Mortality rates for these procedures are between 1% to 3%. According to a study published in the Journal of the American College of Surgeons, the risk of death within 30 days after gastric bypass surgery was nearly 5 times greater if the surgeon had performed fewer than 20 procedures. In addition, about 20% of all bariatric surgery patients require follow-up procedures to treat complications. Despite the risks, experts support the results of evidence-based studies, reaffirm the need for informed consent and acknowledge that the risks for these individuals may be worth it in the long run.

Even though Medicare decisions on coverage usually have helped lead the industry toward universal reimbursement, many third-party payers are hesitating due to the extreme costs associated with complications for this high-risk population. Some 140,000 bariatric procedures will be performed in 2004, according to an article that appeared in the Journal of the American Medical Association. Multiply that number by an average cost of $25,000 (with no complications), and these 140,000 procedures will cost a jaw-dropping $3.5 billion.

While self-insured employers may choose to cover the procedures, fully insured employers cannot choose, thereby creating an adverse selection by obese employees to secure reimbursement for the surgery. While the treatment likely will decrease long-term direct health care costs, the cost burden can be amortized over 3.5 years, according to a recent study in the journal, Obesity Surgery. Unfortunately, many employees change jobs before companies can realize these health and financial gains.

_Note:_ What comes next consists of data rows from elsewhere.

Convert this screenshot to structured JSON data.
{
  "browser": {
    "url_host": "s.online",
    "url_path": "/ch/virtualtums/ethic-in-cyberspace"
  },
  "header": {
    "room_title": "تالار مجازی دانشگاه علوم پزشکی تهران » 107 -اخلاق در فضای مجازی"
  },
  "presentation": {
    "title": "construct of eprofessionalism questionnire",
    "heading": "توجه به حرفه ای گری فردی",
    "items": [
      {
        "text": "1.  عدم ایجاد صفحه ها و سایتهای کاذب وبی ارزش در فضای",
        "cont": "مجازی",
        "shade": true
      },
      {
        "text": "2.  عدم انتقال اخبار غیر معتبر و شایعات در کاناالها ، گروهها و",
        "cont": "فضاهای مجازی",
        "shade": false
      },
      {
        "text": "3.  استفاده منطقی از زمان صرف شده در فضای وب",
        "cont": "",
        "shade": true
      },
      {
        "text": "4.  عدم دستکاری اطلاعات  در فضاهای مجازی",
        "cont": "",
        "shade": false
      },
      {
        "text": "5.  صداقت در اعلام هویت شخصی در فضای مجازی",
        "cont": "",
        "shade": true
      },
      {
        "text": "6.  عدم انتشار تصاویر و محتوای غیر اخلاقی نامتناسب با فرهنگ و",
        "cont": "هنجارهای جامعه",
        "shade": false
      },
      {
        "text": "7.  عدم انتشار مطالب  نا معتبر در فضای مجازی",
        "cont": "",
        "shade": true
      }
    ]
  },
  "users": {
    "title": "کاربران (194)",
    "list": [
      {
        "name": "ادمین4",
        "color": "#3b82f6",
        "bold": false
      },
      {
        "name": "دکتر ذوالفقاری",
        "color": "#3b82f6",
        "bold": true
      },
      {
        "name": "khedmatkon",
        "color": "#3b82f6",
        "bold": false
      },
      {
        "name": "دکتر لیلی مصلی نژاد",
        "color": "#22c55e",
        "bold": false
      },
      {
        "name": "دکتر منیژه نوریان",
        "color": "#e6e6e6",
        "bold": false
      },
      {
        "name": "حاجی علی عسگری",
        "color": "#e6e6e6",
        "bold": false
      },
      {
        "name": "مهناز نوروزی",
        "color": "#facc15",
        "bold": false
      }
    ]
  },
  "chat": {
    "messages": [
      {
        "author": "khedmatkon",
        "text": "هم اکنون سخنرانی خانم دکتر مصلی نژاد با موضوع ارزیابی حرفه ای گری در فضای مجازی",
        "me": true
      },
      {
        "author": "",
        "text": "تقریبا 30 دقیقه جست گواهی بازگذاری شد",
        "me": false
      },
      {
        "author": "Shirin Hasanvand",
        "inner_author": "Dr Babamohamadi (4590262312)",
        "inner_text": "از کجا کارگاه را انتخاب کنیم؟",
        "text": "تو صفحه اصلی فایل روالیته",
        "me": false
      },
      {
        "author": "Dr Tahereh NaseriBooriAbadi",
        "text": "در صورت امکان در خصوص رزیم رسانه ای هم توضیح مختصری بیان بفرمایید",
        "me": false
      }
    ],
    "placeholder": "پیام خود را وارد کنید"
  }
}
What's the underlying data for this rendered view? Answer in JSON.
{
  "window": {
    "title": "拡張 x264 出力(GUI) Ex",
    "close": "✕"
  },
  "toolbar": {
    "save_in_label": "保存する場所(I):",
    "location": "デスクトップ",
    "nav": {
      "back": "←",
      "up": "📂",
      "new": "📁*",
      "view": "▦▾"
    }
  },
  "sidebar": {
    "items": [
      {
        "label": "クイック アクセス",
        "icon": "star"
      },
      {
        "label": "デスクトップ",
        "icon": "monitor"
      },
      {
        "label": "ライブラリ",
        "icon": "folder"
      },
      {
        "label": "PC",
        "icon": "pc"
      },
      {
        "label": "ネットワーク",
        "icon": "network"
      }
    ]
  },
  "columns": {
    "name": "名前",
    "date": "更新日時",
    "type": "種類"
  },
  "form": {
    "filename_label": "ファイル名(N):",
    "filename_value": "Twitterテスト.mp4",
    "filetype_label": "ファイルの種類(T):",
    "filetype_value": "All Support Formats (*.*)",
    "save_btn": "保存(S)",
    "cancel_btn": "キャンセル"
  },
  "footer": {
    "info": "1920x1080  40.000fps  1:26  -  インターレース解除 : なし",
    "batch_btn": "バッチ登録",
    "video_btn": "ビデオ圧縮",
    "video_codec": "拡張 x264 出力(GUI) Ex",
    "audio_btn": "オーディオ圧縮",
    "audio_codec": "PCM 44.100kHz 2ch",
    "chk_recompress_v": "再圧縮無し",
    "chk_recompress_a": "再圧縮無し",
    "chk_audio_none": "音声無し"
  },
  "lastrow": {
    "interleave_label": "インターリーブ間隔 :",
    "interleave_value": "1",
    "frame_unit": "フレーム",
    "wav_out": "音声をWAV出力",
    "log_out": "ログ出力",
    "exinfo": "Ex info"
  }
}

All surgeries are not created equal. The Roux-en-Y gastric bypass, which costs about $25,000, has come to be known as the “gold standard” for its longevity with appropriate candidates. Because cost is a factor, new procedures are entering the arena, including laparoscopic methods that reduce hospital length of stay, physician time and the recovery period. The “mini gastric bypass,” costing just $17,000, produces results with major weight loss, and requires less operating and recovery time. Unfortunately, there is not yet enough evidence to ensure this procedures safety or to confirm favorable outcomes.

So, what does the future hold? The American Society of Bariatric Surgeons has begun a process for identifying and credentialing “Centers of Excellence” for bariatric surgery. Its goal is to establish guidelines for a procedure never before regulated; investigate, evaluate and examine candidates for certification to provide these services; participate in education and research in the field; and provide data management for outcomes. This effort offers a great deal of promise. Additionally, more research is needed and will continue now that information about long-term outcomes is more accessible.

In the interim, health insurers are looking at their options: Eliminate coverage, increase out-of-pocket costs or offer selective reimbursement only for procedures consistent with good outcomes.

It is clear that health care providers need to do the research and develop comprehensive programs of care for obesity patients before they are in the operating room. The successful programs are out there, as are the experienced physicians. Rarely before has the phrase “buyer beware” had as much financial impact as it does here.

, R.N., is market research analyst for the group life, accident & health reinsurance operation at ING Re, Minneapolis. She can be reached at [email protected].

Reproduced from National Underwriter Edition, January 6, 2005. Copyright 2005 by The National Underwriter Company in the serial publication. All rights reserved.Copyright in this article as an independent work may be held by the author.